=== DATA RECORDS ===
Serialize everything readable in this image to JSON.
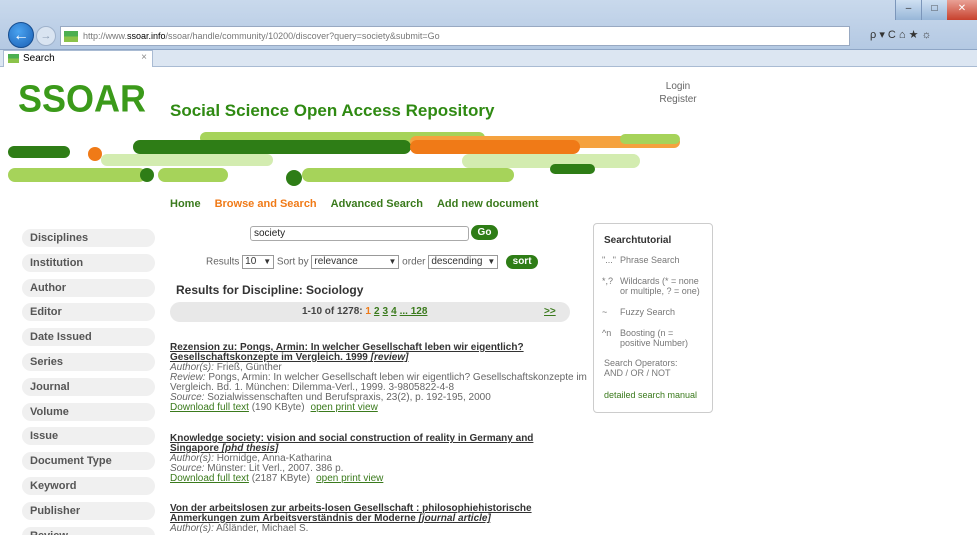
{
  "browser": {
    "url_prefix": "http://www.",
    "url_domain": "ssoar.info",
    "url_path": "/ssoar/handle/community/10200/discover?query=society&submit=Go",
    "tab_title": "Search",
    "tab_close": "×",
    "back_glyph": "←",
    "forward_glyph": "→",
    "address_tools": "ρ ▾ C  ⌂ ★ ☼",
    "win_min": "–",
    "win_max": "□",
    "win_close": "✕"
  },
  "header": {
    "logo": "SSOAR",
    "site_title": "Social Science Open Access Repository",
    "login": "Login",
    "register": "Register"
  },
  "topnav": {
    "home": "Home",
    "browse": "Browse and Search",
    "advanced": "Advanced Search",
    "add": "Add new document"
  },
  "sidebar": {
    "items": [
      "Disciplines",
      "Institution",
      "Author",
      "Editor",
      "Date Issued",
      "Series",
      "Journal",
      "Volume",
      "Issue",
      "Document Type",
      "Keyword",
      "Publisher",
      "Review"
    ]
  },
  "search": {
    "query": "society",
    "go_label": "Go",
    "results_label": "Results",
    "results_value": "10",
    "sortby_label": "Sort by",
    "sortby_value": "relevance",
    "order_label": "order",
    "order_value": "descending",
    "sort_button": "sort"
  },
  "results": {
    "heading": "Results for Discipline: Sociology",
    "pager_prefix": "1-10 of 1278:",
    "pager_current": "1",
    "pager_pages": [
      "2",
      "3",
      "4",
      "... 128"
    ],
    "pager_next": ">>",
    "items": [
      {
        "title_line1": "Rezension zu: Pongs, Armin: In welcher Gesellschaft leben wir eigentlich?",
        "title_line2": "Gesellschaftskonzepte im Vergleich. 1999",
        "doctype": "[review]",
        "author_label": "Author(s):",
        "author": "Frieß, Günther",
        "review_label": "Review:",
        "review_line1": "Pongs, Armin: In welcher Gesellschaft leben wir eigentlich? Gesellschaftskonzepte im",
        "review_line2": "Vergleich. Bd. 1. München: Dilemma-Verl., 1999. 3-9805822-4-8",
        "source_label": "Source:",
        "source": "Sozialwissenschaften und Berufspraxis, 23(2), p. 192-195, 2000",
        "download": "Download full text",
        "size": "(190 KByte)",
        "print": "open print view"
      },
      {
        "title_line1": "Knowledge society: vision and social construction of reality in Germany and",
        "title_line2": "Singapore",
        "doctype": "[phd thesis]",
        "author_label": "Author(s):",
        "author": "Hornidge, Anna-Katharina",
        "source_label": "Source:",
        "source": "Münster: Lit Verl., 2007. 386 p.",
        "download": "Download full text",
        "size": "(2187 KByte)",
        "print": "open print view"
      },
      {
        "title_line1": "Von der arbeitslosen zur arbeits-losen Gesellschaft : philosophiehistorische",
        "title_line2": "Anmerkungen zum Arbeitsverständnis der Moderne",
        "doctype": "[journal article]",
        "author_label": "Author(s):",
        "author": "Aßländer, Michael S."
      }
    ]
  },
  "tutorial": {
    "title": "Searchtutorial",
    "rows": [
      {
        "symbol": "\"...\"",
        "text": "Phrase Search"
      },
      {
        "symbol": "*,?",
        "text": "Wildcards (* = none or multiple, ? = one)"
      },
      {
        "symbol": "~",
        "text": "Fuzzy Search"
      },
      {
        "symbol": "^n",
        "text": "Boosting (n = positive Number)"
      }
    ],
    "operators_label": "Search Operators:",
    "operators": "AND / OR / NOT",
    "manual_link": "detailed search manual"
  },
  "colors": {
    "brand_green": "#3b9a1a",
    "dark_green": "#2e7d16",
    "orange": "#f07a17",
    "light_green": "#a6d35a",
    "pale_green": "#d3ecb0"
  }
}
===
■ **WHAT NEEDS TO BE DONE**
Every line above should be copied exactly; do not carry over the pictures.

■ **ANSWER SPACE**
Serialize everything readable in this image to JSON.
{
  "browser": {
    "url_prefix": "http://www.",
    "url_domain": "ssoar.info",
    "url_path": "/ssoar/handle/community/10200/discover?query=society&submit=Go",
    "tab_title": "Search",
    "tab_close": "×",
    "back_glyph": "←",
    "forward_glyph": "→",
    "address_tools": "ρ ▾ C  ⌂ ★ ☼",
    "win_min": "–",
    "win_max": "□",
    "win_close": "✕"
  },
  "header": {
    "logo": "SSOAR",
    "site_title": "Social Science Open Access Repository",
    "login": "Login",
    "register": "Register"
  },
  "topnav": {
    "home": "Home",
    "browse": "Browse and Search",
    "advanced": "Advanced Search",
    "add": "Add new document"
  },
  "sidebar": {
    "items": [
      "Disciplines",
      "Institution",
      "Author",
      "Editor",
      "Date Issued",
      "Series",
      "Journal",
      "Volume",
      "Issue",
      "Document Type",
      "Keyword",
      "Publisher",
      "Review"
    ]
  },
  "search": {
    "query": "society",
    "go_label": "Go",
    "results_label": "Results",
    "results_value": "10",
    "sortby_label": "Sort by",
    "sortby_value": "relevance",
    "order_label": "order",
    "order_value": "descending",
    "sort_button": "sort"
  },
  "results": {
    "heading": "Results for Discipline: Sociology",
    "pager_prefix": "1-10 of 1278:",
    "pager_current": "1",
    "pager_pages": [
      "2",
      "3",
      "4",
      "... 128"
    ],
    "pager_next": ">>",
    "items": [
      {
        "title_line1": "Rezension zu: Pongs, Armin: In welcher Gesellschaft leben wir eigentlich?",
        "title_line2": "Gesellschaftskonzepte im Vergleich. 1999",
        "doctype": "[review]",
        "author_label": "Author(s):",
        "author": "Frieß, Günther",
        "review_label": "Review:",
        "review_line1": "Pongs, Armin: In welcher Gesellschaft leben wir eigentlich? Gesellschaftskonzepte im",
        "review_line2": "Vergleich. Bd. 1. München: Dilemma-Verl., 1999. 3-9805822-4-8",
        "source_label": "Source:",
        "source": "Sozialwissenschaften und Berufspraxis, 23(2), p. 192-195, 2000",
        "download": "Download full text",
        "size": "(190 KByte)",
        "print": "open print view"
      },
      {
        "title_line1": "Knowledge society: vision and social construction of reality in Germany and",
        "title_line2": "Singapore",
        "doctype": "[phd thesis]",
        "author_label": "Author(s):",
        "author": "Hornidge, Anna-Katharina",
        "source_label": "Source:",
        "source": "Münster: Lit Verl., 2007. 386 p.",
        "download": "Download full text",
        "size": "(2187 KByte)",
        "print": "open print view"
      },
      {
        "title_line1": "Von der arbeitslosen zur arbeits-losen Gesellschaft : philosophiehistorische",
        "title_line2": "Anmerkungen zum Arbeitsverständnis der Moderne",
        "doctype": "[journal article]",
        "author_label": "Author(s):",
        "author": "Aßländer, Michael S."
      }
    ]
  },
  "tutorial": {
    "title": "Searchtutorial",
    "rows": [
      {
        "symbol": "\"...\"",
        "text": "Phrase Search"
      },
      {
        "symbol": "*,?",
        "text": "Wildcards (* = none or multiple, ? = one)"
      },
      {
        "symbol": "~",
        "text": "Fuzzy Search"
      },
      {
        "symbol": "^n",
        "text": "Boosting (n = positive Number)"
      }
    ],
    "operators_label": "Search Operators:",
    "operators": "AND / OR / NOT",
    "manual_link": "detailed search manual"
  },
  "colors": {
    "brand_green": "#3b9a1a",
    "dark_green": "#2e7d16",
    "orange": "#f07a17",
    "light_green": "#a6d35a",
    "pale_green": "#d3ecb0"
  }
}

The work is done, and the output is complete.